(Records from a dataset)
___
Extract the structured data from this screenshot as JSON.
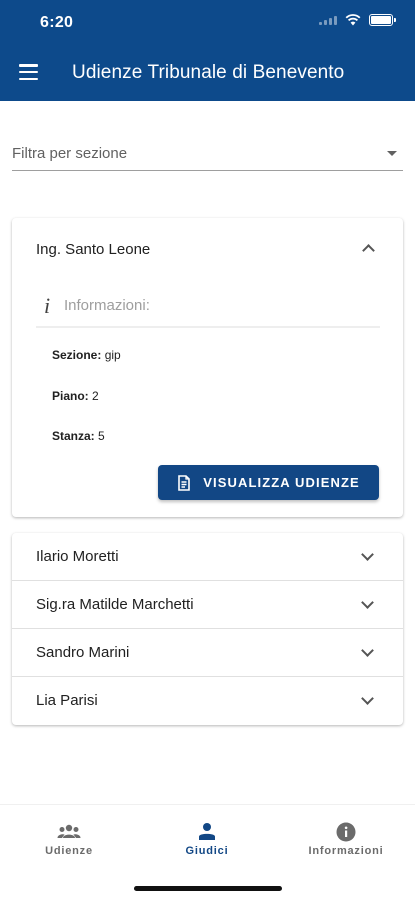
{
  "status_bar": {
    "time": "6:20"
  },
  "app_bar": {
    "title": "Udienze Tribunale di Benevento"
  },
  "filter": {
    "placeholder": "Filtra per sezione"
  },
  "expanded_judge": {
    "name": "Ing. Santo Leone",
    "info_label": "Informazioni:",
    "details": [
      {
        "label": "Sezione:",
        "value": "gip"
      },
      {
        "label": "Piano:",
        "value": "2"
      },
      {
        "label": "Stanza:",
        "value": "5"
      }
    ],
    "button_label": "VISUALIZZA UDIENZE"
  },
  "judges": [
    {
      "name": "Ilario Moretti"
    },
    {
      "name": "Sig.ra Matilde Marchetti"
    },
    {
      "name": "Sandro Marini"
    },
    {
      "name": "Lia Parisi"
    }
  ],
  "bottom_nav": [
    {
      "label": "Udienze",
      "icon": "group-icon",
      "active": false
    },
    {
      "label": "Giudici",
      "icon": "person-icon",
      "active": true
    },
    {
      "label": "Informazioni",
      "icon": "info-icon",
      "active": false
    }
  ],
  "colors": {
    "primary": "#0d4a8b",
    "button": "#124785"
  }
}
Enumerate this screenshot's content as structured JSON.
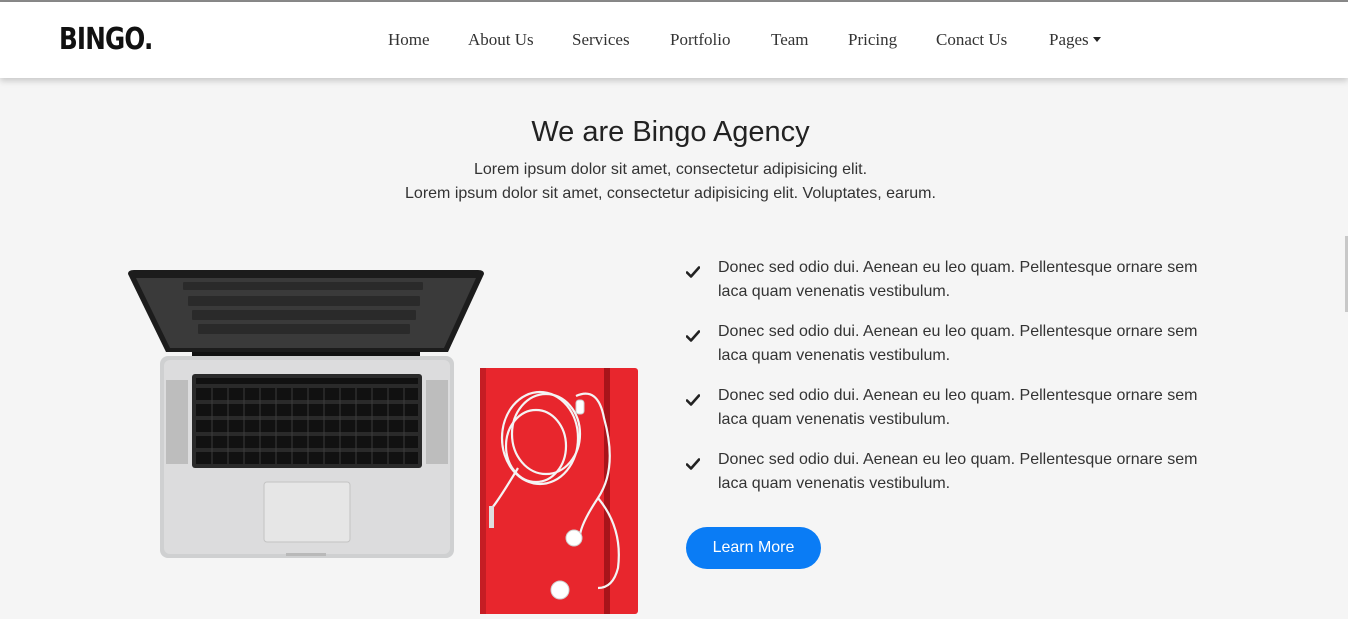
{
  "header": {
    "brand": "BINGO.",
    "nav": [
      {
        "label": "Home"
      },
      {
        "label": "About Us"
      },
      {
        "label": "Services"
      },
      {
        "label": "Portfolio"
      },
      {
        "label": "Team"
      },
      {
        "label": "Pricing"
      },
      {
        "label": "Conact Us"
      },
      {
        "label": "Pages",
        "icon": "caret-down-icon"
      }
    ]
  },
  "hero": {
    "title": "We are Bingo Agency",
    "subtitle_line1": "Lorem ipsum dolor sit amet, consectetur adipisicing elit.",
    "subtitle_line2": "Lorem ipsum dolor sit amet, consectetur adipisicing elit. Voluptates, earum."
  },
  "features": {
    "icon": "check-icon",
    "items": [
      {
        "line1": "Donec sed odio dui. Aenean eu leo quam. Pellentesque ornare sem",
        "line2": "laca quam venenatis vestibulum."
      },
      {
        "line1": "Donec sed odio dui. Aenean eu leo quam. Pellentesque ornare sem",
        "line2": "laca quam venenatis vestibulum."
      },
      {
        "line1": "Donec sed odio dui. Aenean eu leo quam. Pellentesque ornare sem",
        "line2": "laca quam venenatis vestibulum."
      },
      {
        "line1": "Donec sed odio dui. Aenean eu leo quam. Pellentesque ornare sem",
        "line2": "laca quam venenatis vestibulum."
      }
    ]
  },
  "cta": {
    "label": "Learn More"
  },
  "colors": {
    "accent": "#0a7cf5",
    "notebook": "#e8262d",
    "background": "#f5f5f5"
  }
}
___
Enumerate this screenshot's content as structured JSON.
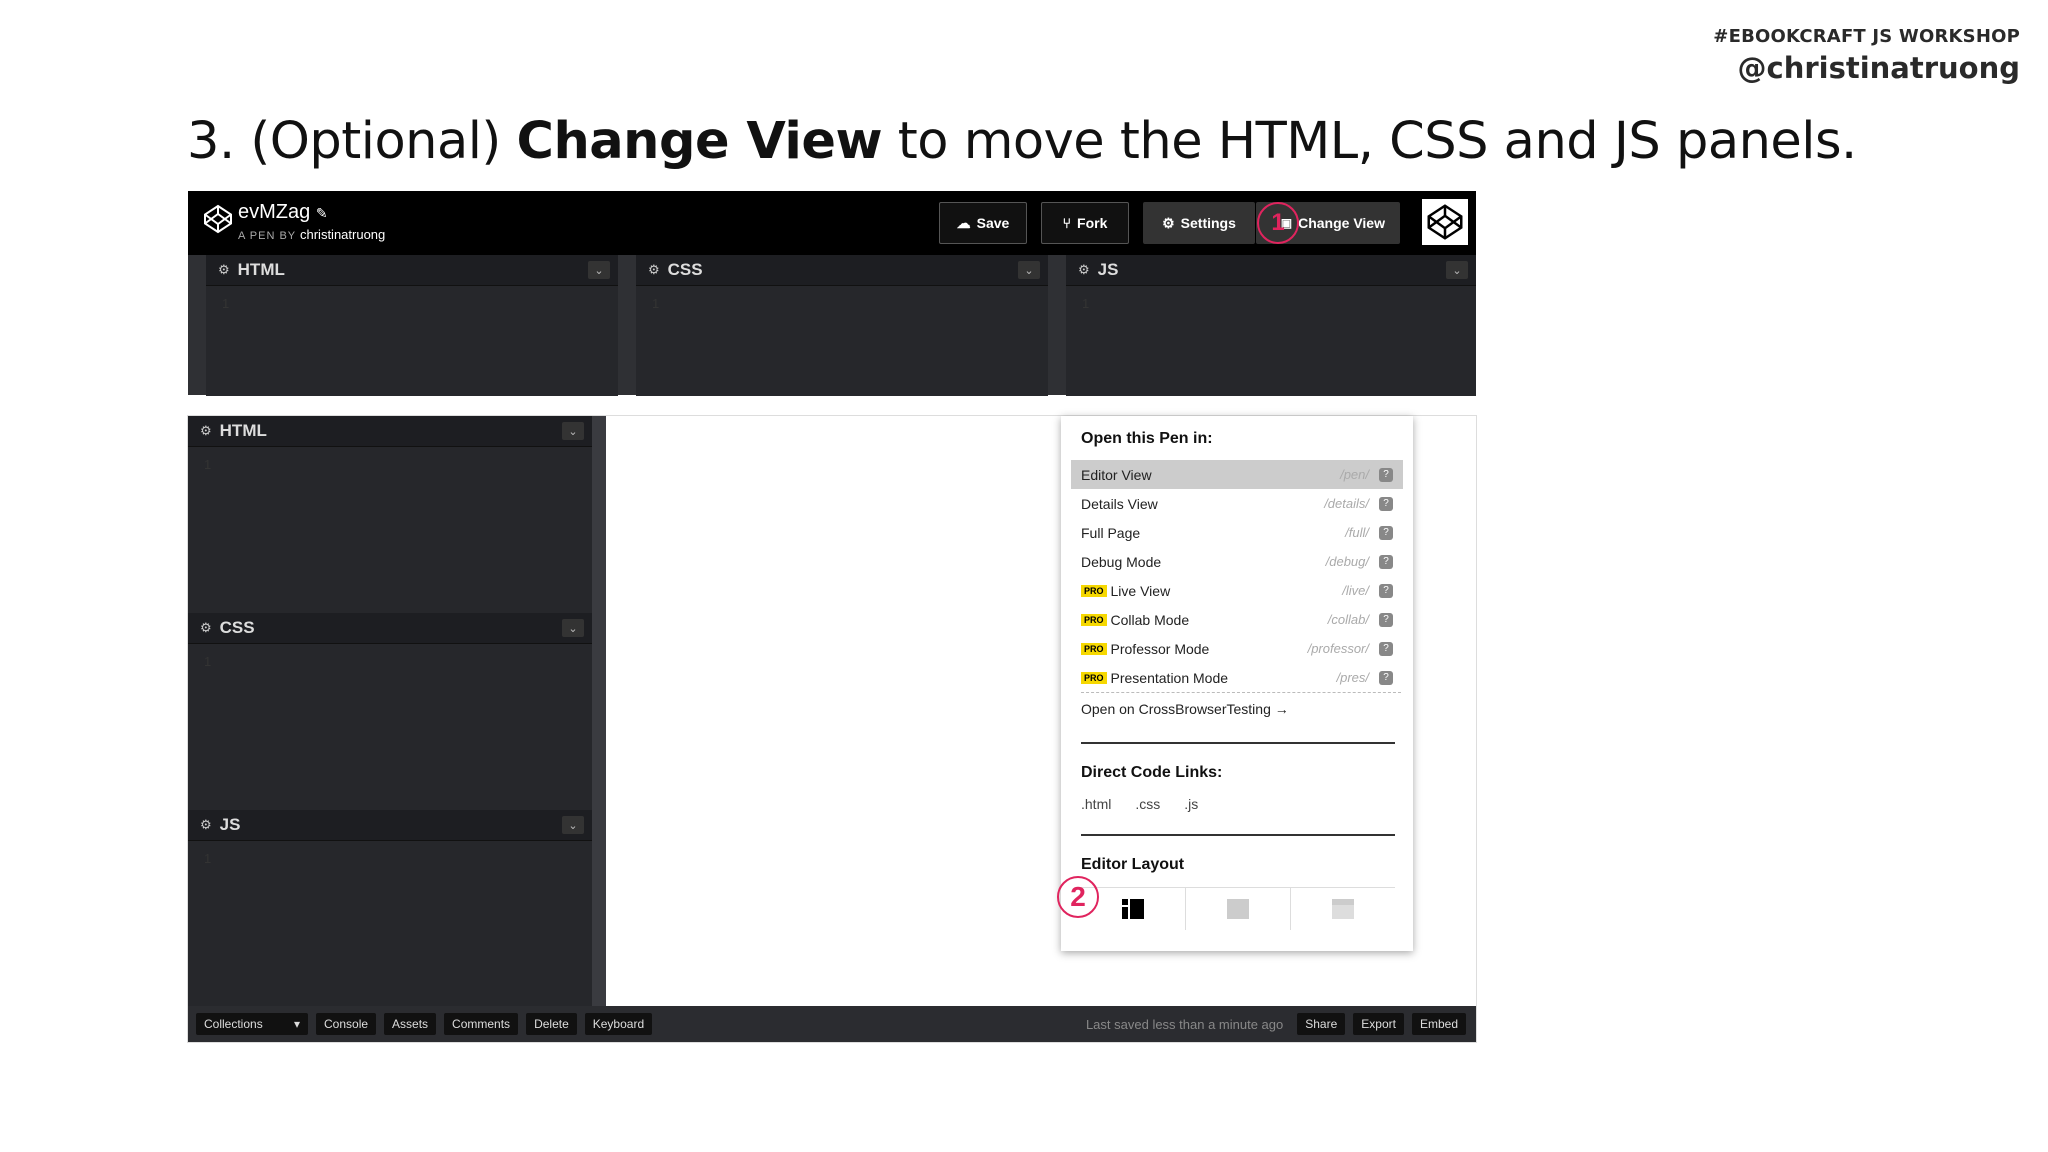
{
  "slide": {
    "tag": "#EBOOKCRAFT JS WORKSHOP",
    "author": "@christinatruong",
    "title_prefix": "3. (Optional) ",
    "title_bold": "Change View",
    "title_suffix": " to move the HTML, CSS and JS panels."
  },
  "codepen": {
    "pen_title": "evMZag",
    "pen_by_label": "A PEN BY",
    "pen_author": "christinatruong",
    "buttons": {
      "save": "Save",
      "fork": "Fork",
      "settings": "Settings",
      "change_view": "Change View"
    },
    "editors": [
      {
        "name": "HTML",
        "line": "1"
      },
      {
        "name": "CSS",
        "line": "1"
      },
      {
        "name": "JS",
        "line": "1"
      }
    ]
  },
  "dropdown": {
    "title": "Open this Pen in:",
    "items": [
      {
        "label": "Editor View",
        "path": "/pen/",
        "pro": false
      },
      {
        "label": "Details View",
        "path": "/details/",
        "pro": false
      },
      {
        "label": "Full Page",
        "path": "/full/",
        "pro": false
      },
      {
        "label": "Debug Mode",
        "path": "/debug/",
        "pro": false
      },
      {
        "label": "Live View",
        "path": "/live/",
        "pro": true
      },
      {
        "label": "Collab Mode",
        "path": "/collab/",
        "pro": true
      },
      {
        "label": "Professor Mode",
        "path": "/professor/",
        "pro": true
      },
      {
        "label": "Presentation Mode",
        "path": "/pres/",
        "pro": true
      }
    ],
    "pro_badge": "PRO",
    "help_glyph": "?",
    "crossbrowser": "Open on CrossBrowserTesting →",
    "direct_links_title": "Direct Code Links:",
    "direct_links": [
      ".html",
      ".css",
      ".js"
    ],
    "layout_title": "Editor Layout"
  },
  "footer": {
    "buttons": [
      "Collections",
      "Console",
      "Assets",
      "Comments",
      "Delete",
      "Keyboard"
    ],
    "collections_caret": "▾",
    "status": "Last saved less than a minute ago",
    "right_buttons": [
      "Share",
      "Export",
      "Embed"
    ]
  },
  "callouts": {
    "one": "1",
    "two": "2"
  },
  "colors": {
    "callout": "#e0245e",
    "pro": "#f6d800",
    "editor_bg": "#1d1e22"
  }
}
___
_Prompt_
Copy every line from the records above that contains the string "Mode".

_Response_
        "label": "Debug Mode",
        "label": "Collab Mode",
        "label": "Professor Mode",
        "label": "Presentation Mode",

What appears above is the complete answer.